As George W. Bush gears up for the 2000 Presidential election, a key question is becoming clear: Is he compassionate--or a conservative?
Bush, of course, says he's both. And he has successfully walked this political tightrope as Texas governor for five years. He has won over minorities, women, and moderate suburbanites by stressing inclusiveness and rebuffing right-wing efforts to repeal affirmative action laws. At the same time, his pro-gun, anti-abortion, anti-gay-rights record cheers social conservatives. Last November, Bush proved he could be all things to most people when Lone Star staters gave him a second term with a record 70% of the vote.

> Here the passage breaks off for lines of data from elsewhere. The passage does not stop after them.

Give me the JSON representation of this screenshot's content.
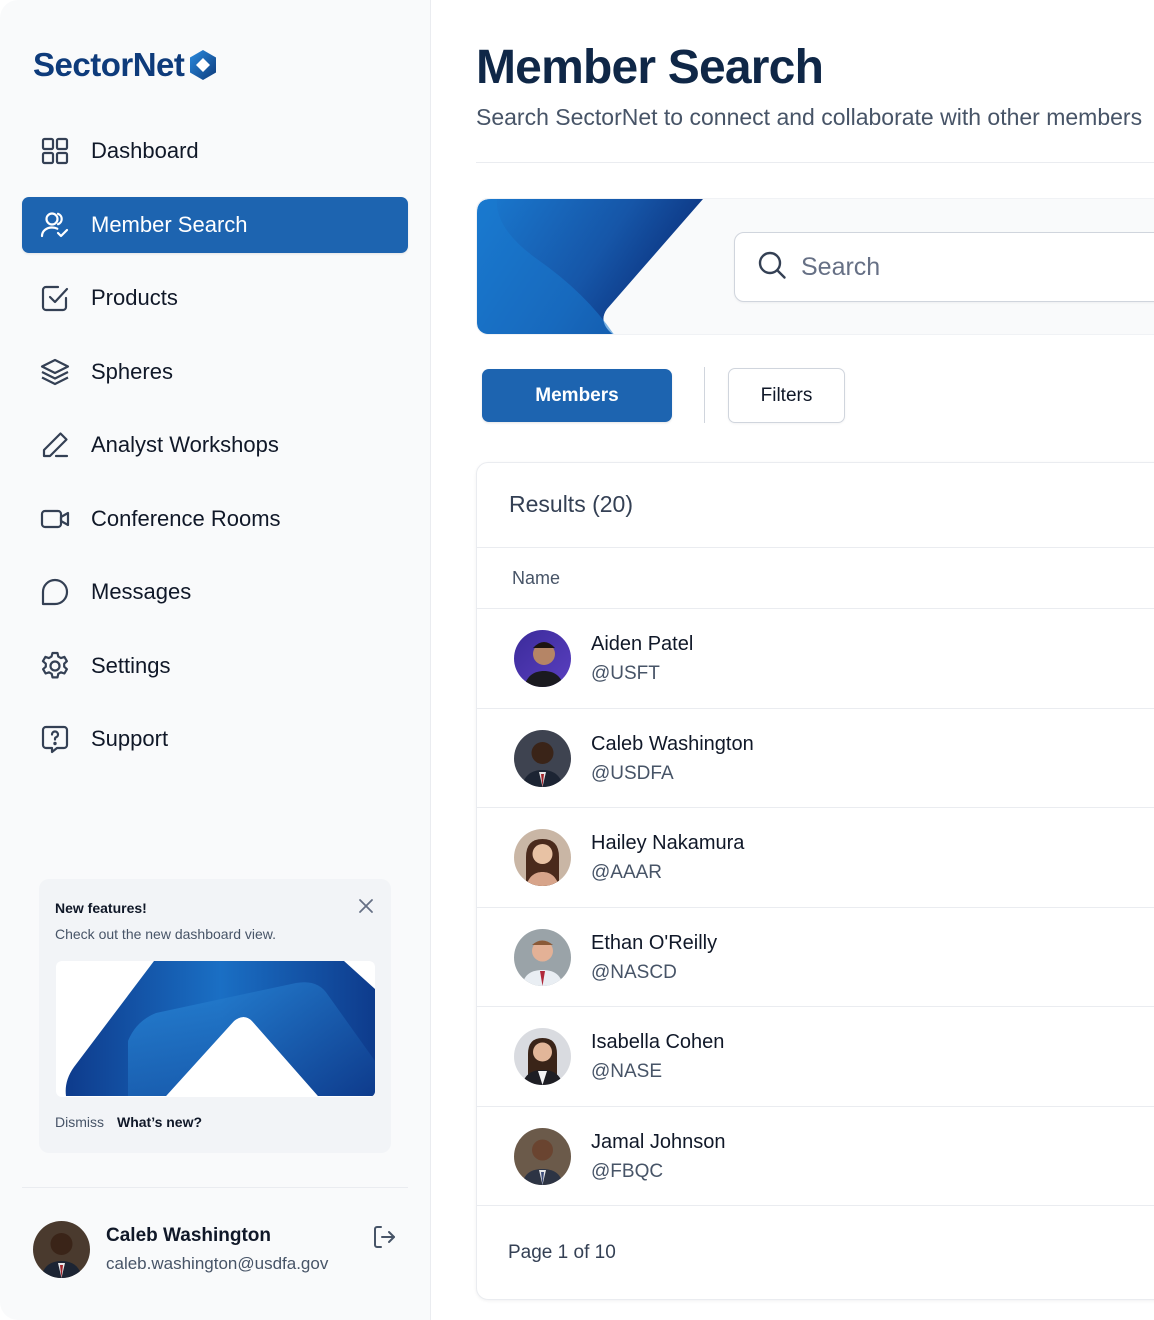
{
  "brand": {
    "name": "SectorNet",
    "primary_color": "#1d64b0",
    "dark_color": "#0e3b7b"
  },
  "sidebar": {
    "items": [
      {
        "label": "Dashboard",
        "icon": "grid-icon",
        "active": false
      },
      {
        "label": "Member Search",
        "icon": "users-check-icon",
        "active": true
      },
      {
        "label": "Products",
        "icon": "check-square-icon",
        "active": false
      },
      {
        "label": "Spheres",
        "icon": "layers-icon",
        "active": false
      },
      {
        "label": "Analyst Workshops",
        "icon": "pen-icon",
        "active": false
      },
      {
        "label": "Conference Rooms",
        "icon": "video-icon",
        "active": false
      },
      {
        "label": "Messages",
        "icon": "chat-bubble-icon",
        "active": false
      },
      {
        "label": "Settings",
        "icon": "gear-icon",
        "active": false
      },
      {
        "label": "Support",
        "icon": "help-square-icon",
        "active": false
      }
    ],
    "promo": {
      "title": "New features!",
      "text": "Check out the new dashboard view.",
      "dismiss": "Dismiss",
      "whats_new": "What’s new?"
    },
    "user": {
      "name": "Caleb Washington",
      "email": "caleb.washington@usdfa.gov"
    }
  },
  "main": {
    "title": "Member Search",
    "subtitle": "Search SectorNet to connect and collaborate with other members",
    "search": {
      "placeholder": "Search",
      "value": ""
    },
    "tabs": {
      "members": "Members",
      "filters": "Filters"
    },
    "results": {
      "title": "Results (20)",
      "column_name": "Name",
      "rows": [
        {
          "name": "Aiden Patel",
          "handle": "@USFT"
        },
        {
          "name": "Caleb Washington",
          "handle": "@USDFA"
        },
        {
          "name": "Hailey Nakamura",
          "handle": "@AAAR"
        },
        {
          "name": "Ethan O'Reilly",
          "handle": "@NASCD"
        },
        {
          "name": "Isabella Cohen",
          "handle": "@NASE"
        },
        {
          "name": "Jamal Johnson",
          "handle": "@FBQC"
        }
      ],
      "pagination": "Page 1 of 10"
    }
  }
}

But Bush will find it difficult to replicate that formula on the national stage. His strategy is to run far enough to the right on some social issues to capture the GOP nomination, but to avoid overheated rhetoric that would alienate the social moderates who are key in the general election. Bush's rivals, though, want to pin him down. "At some point, he has got to say which side he is on," says Republican pollster Kellyanne Fitzpatrick, who is working on the Presidential campaign of former Vice-President Dan Quayle.
NO. 1 SON. Bush backers say critics mistake consensus-building for waffling. "His instinct is to unite people rather than divide," says Karen Hughes, a top aide. Indeed, Bush has even won over some Democrats. Says Sandy Kress, a former Dallas County Democratic chair who backs Bush: "His own views are rather conservative, yet Bush shows respect to people with whom he differs."
Still, a kinder, gentler approach could cause trouble for the former President's eldest son in a primary dominated by the party's right wing. Already, Bush has angered true believers on both sides of the abortIon debate. Abortion-rights advocates dismiss Bush as a 100%abortion foe. But anti-abortion groups groan when Bush acknowledges that the U.S. is unlikely ever to ban all abortions. They give the governor scant credit for the May 22 Texas House passage of a bill to require parental notification before teens receive abortions. Bush's stance is "an abdication of leadership," charges Colleen Parro, director of the Republican National Coalition for Life.
Bush is finding it even trickier to waltz down the middle on gun control. After the Littleton (Colo.) high school massacre, Bush's top rival for the centrist vote--former Transportation Secretary Elizabeth H. Dole--quickly embraced various gun curbs. Bush, who in 1997 signed a bill allowing Texans to carry concealed weapons, responded unsurely. On Apr. 22, he endorsed instant background checks at gun shows. But Bush hadn't backed a similar bill that had failed in the Texas legislature a day earlier. The reason: He favors a federal, not state, law. Complains Texas Democratic Party Chair Molly Beth Malcolm: "He beats around the bush on everything."
Or take Texas legislation on hate crimes. A proposal named for James Byrd Jr., the Jasper (Tex.) black man who was dragged to his death by white supremacists, was nixed by the Republican-controlled state Senate because it included protections for homosexual victims. Bush refused to speak out for the bill, and Byrd's family blamed him For its demise. Democrats accuse Bush of pandering to Christian conservatives. "Bush is starting to show his far-right spots," jabs Democratic National Committee Chair Joe Andrew.
Bush will soon have to decide which wing of the Republican Party he's from. He could follow Ronald Reagan's approach by taking strong conservative stands on issues and hope to attract voters who disagree but like his character. Or he could adopt the Bill Clinton formula: Talk about broad themes and try to be all things to all people. Either approach is risky. But he won't be able to get away much longer with hiS current approach, which has been to sit back with his finger to the wind.